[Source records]
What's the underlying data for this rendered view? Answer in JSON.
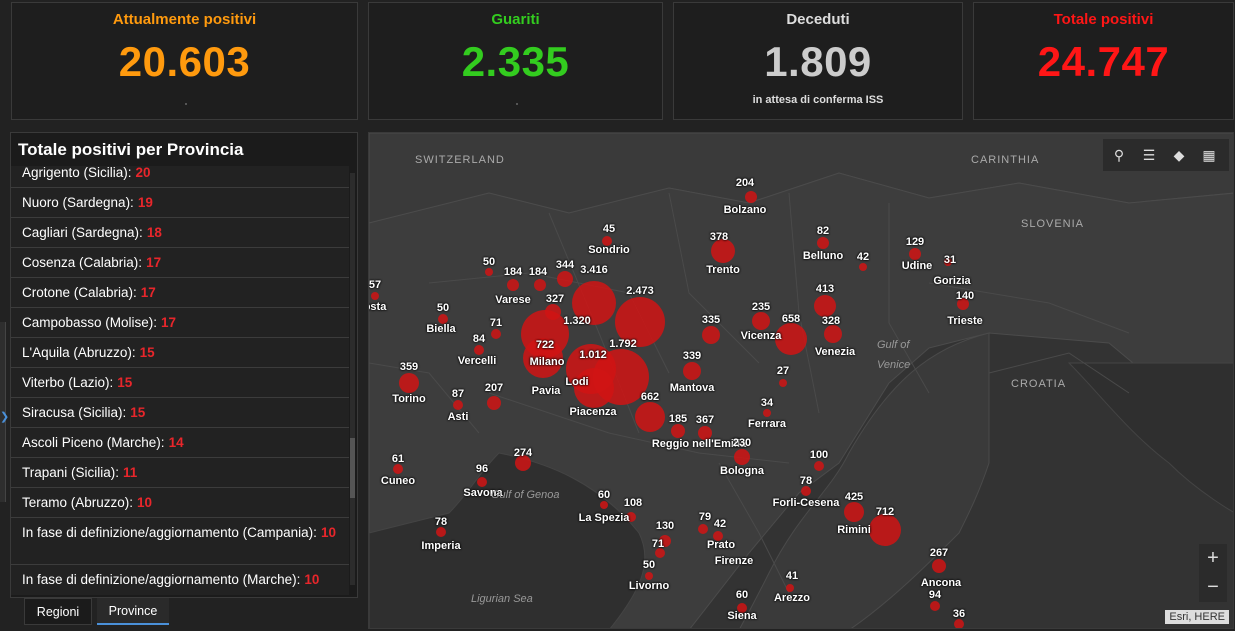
{
  "cards": {
    "active": {
      "title": "Attualmente positivi",
      "value": "20.603",
      "color": "#ff9a0e"
    },
    "recovered": {
      "title": "Guariti",
      "value": "2.335",
      "color": "#33cc1f"
    },
    "deceased": {
      "title": "Deceduti",
      "value": "1.809",
      "note": "in attesa di conferma ISS",
      "color": "#cccccc"
    },
    "total": {
      "title": "Totale positivi",
      "value": "24.747",
      "color": "#ff1616"
    }
  },
  "panel": {
    "title": "Totale positivi per Provincia",
    "rows": [
      {
        "label": "Agrigento (Sicilia):",
        "value": "20"
      },
      {
        "label": "Nuoro (Sardegna):",
        "value": "19"
      },
      {
        "label": "Cagliari (Sardegna):",
        "value": "18"
      },
      {
        "label": "Cosenza (Calabria):",
        "value": "17"
      },
      {
        "label": "Crotone (Calabria):",
        "value": "17"
      },
      {
        "label": "Campobasso (Molise):",
        "value": "17"
      },
      {
        "label": "L'Aquila (Abruzzo):",
        "value": "15"
      },
      {
        "label": "Viterbo (Lazio):",
        "value": "15"
      },
      {
        "label": "Siracusa (Sicilia):",
        "value": "15"
      },
      {
        "label": "Ascoli Piceno (Marche):",
        "value": "14"
      },
      {
        "label": "Trapani (Sicilia):",
        "value": "11"
      },
      {
        "label": "Teramo (Abruzzo):",
        "value": "10"
      },
      {
        "label": "In fase di definizione/aggiornamento (Campania):",
        "value": "10"
      },
      {
        "label": "In fase di definizione/aggiornamento (Marche):",
        "value": "10"
      }
    ]
  },
  "tabs": [
    "Regioni",
    "Province"
  ],
  "map": {
    "regions": [
      "SWITZERLAND",
      "CARINTHIA",
      "SLOVENIA",
      "CROATIA"
    ],
    "seas": [
      "Gulf of",
      "Venice",
      "Gulf of Genoa",
      "Ligurian Sea"
    ],
    "attribution": "Esri, HERE",
    "marker_color": "#d01414",
    "points": [
      {
        "value": "204",
        "name": "Bolzano"
      },
      {
        "value": "45",
        "name": "Sondrio"
      },
      {
        "value": "378",
        "name": "Trento"
      },
      {
        "value": "82",
        "name": "Belluno"
      },
      {
        "value": "42",
        "name": ""
      },
      {
        "value": "129",
        "name": "Udine"
      },
      {
        "value": "31",
        "name": "Gorizia"
      },
      {
        "value": "140",
        "name": "Trieste"
      },
      {
        "value": "50",
        "name": ""
      },
      {
        "value": "184",
        "name": "Varese"
      },
      {
        "value": "184",
        "name": ""
      },
      {
        "value": "344",
        "name": ""
      },
      {
        "value": "3.416",
        "name": ""
      },
      {
        "value": "2.473",
        "name": ""
      },
      {
        "value": "57",
        "name": "osta"
      },
      {
        "value": "50",
        "name": "Biella"
      },
      {
        "value": "71",
        "name": ""
      },
      {
        "value": "327",
        "name": ""
      },
      {
        "value": "1.320",
        "name": ""
      },
      {
        "value": "84",
        "name": "Vercelli"
      },
      {
        "value": "722",
        "name": "Milano"
      },
      {
        "value": "1.792",
        "name": ""
      },
      {
        "value": "1.012",
        "name": "Lodi"
      },
      {
        "value": "335",
        "name": ""
      },
      {
        "value": "235",
        "name": "Vicenza"
      },
      {
        "value": "658",
        "name": ""
      },
      {
        "value": "413",
        "name": ""
      },
      {
        "value": "328",
        "name": "Venezia"
      },
      {
        "value": "359",
        "name": "Torino"
      },
      {
        "value": "87",
        "name": "Asti"
      },
      {
        "value": "207",
        "name": ""
      },
      {
        "value": "",
        "name": "Pavia"
      },
      {
        "value": "",
        "name": "Piacenza"
      },
      {
        "value": "339",
        "name": "Mantova"
      },
      {
        "value": "27",
        "name": ""
      },
      {
        "value": "662",
        "name": ""
      },
      {
        "value": "185",
        "name": "Reggio nell'Emilia"
      },
      {
        "value": "367",
        "name": ""
      },
      {
        "value": "34",
        "name": "Ferrara"
      },
      {
        "value": "230",
        "name": "Bologna"
      },
      {
        "value": "61",
        "name": "Cuneo"
      },
      {
        "value": "96",
        "name": "Savona"
      },
      {
        "value": "274",
        "name": ""
      },
      {
        "value": "100",
        "name": ""
      },
      {
        "value": "78",
        "name": "Forli-Cesena"
      },
      {
        "value": "425",
        "name": "Rimini"
      },
      {
        "value": "712",
        "name": ""
      },
      {
        "value": "60",
        "name": "La Spezia"
      },
      {
        "value": "108",
        "name": ""
      },
      {
        "value": "78",
        "name": "Imperia"
      },
      {
        "value": "130",
        "name": ""
      },
      {
        "value": "79",
        "name": "Prato"
      },
      {
        "value": "42",
        "name": "Firenze"
      },
      {
        "value": "71",
        "name": ""
      },
      {
        "value": "50",
        "name": "Livorno"
      },
      {
        "value": "267",
        "name": "Ancona"
      },
      {
        "value": "94",
        "name": ""
      },
      {
        "value": "41",
        "name": "Arezzo"
      },
      {
        "value": "60",
        "name": "Siena"
      },
      {
        "value": "36",
        "name": ""
      }
    ]
  }
}
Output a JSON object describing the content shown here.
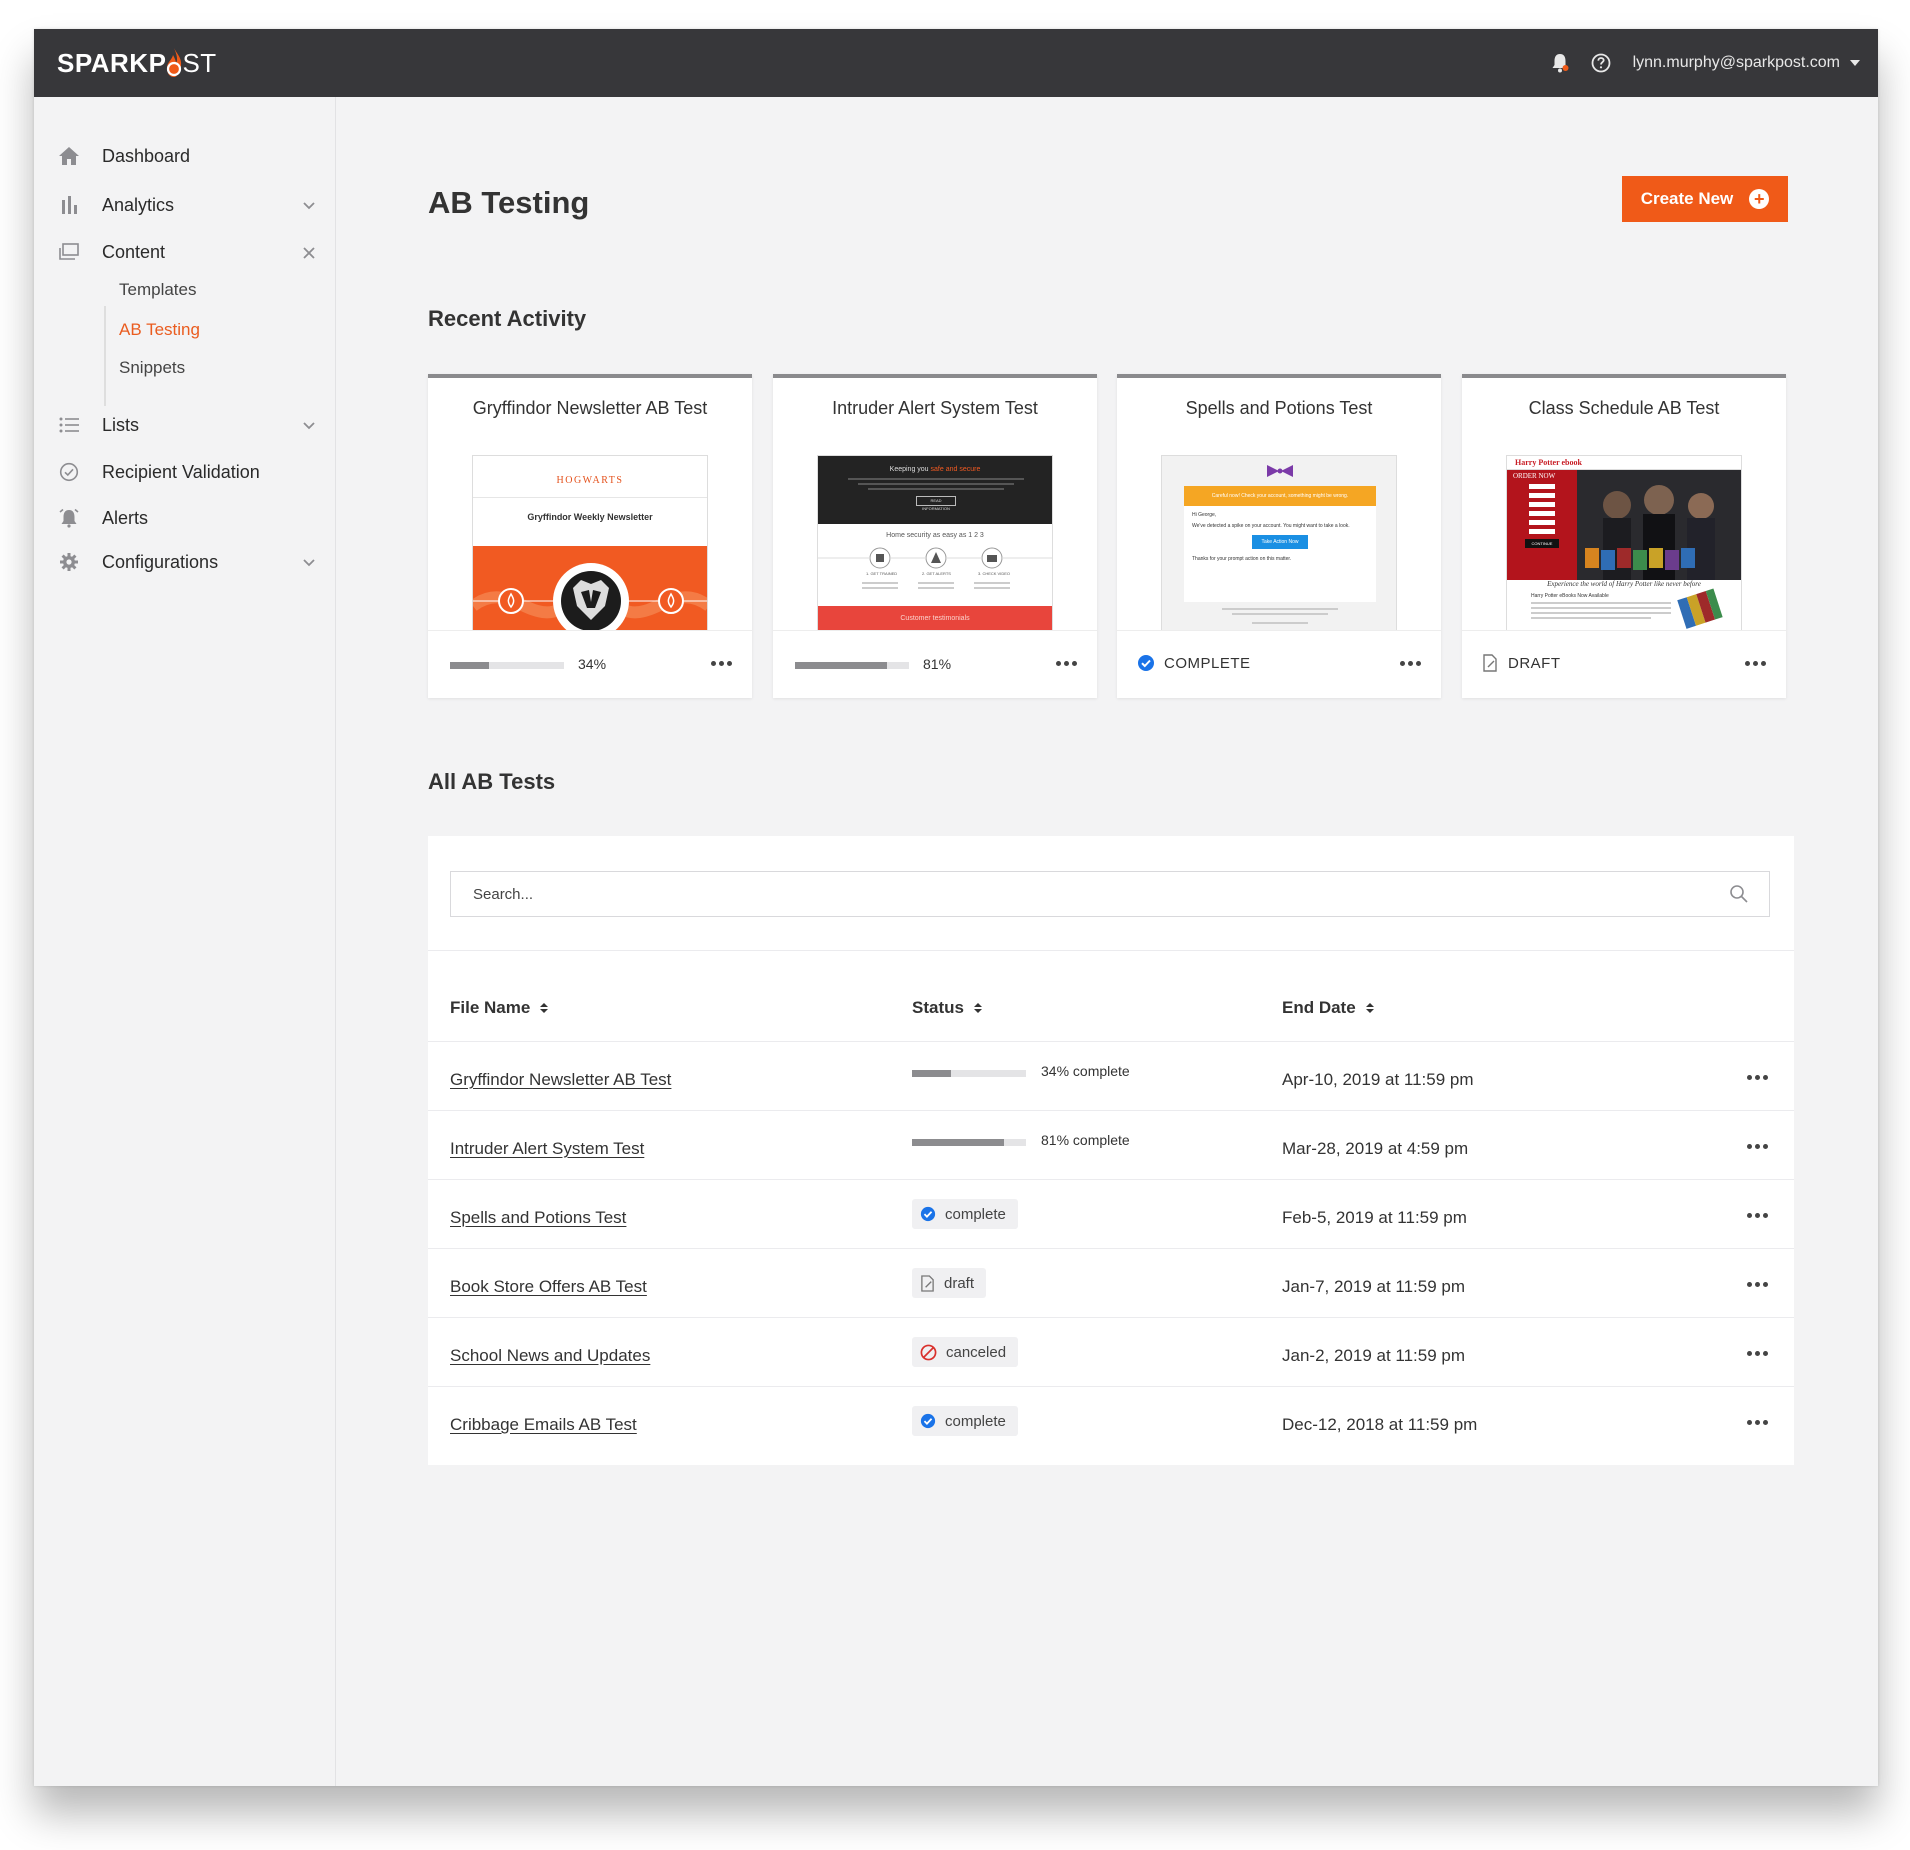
{
  "header": {
    "logo_left": "SPARKP",
    "logo_right": "ST",
    "user_email": "lynn.murphy@sparkpost.com",
    "icons": [
      "bell-icon",
      "help-icon"
    ]
  },
  "sidebar": {
    "items": [
      {
        "label": "Dashboard",
        "icon": "home-icon"
      },
      {
        "label": "Analytics",
        "icon": "bar-chart-icon"
      },
      {
        "label": "Content",
        "icon": "content-icon"
      },
      {
        "label": "Lists",
        "icon": "list-icon"
      },
      {
        "label": "Recipient Validation",
        "icon": "check-circle-icon"
      },
      {
        "label": "Alerts",
        "icon": "alarm-icon"
      },
      {
        "label": "Configurations",
        "icon": "gear-icon"
      }
    ],
    "content_sub": [
      "Templates",
      "AB Testing",
      "Snippets"
    ]
  },
  "page": {
    "title": "AB Testing",
    "create_label": "Create New",
    "recent_heading": "Recent Activity",
    "all_heading": "All AB Tests"
  },
  "cards": [
    {
      "title": "Gryffindor Newsletter AB Test",
      "progress": 34,
      "progress_label": "34%"
    },
    {
      "title": "Intruder Alert System Test",
      "progress": 81,
      "progress_label": "81%"
    },
    {
      "title": "Spells and Potions Test",
      "status": "COMPLETE"
    },
    {
      "title": "Class Schedule AB Test",
      "status": "DRAFT"
    }
  ],
  "thumbs": {
    "t1": {
      "brand": "HOGWARTS",
      "headline": "Gryffindor Weekly Newsletter"
    },
    "t2": {
      "headline_a": "Keeping you ",
      "headline_b": "safe and secure",
      "button": "READ INFORMATION",
      "mid": "Home security as easy as 1 2 3",
      "col1": "1. GET TRAINED",
      "col2": "2. GET ALERTS",
      "col3": "3. CHECK VIDEO",
      "footer": "Customer testimonials"
    },
    "t3": {
      "banner": "Careful now! Check your account, something might be wrong.",
      "greeting": "Hi George,",
      "body": "We've detected a spike on your account. You might want to take a look.",
      "button": "Take Action Now",
      "thanks": "Thanks for your prompt action on this matter."
    },
    "t4": {
      "brand": "Harry Potter ebook",
      "order": "ORDER NOW",
      "continue": "CONTINUE",
      "tagline": "Experience the world of Harry Potter like never before",
      "sub": "Harry Potter eBooks Now Available"
    }
  },
  "search": {
    "placeholder": "Search..."
  },
  "table": {
    "columns": [
      "File Name",
      "Status",
      "End Date"
    ],
    "rows": [
      {
        "name": "Gryffindor Newsletter AB Test",
        "progress": 34,
        "status_text": "34% complete",
        "end_date": "Apr-10, 2019 at 11:59 pm"
      },
      {
        "name": "Intruder Alert System Test",
        "progress": 81,
        "status_text": "81% complete",
        "end_date": "Mar-28, 2019 at 4:59 pm"
      },
      {
        "name": "Spells and Potions Test",
        "status": "complete",
        "end_date": "Feb-5, 2019 at 11:59 pm"
      },
      {
        "name": "Book Store Offers AB Test",
        "status": "draft",
        "end_date": "Jan-7, 2019 at 11:59 pm"
      },
      {
        "name": "School News and Updates",
        "status": "canceled",
        "end_date": "Jan-2, 2019 at 11:59 pm"
      },
      {
        "name": "Cribbage Emails AB Test",
        "status": "complete",
        "end_date": "Dec-12, 2018 at 11:59 pm"
      }
    ]
  },
  "colors": {
    "accent": "#f05a18",
    "topbar": "#37373a",
    "complete_blue": "#1a73e8",
    "canceled_red": "#d9302c"
  }
}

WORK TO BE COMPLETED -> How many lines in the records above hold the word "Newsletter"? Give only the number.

EXERCISE ANSWER -> 3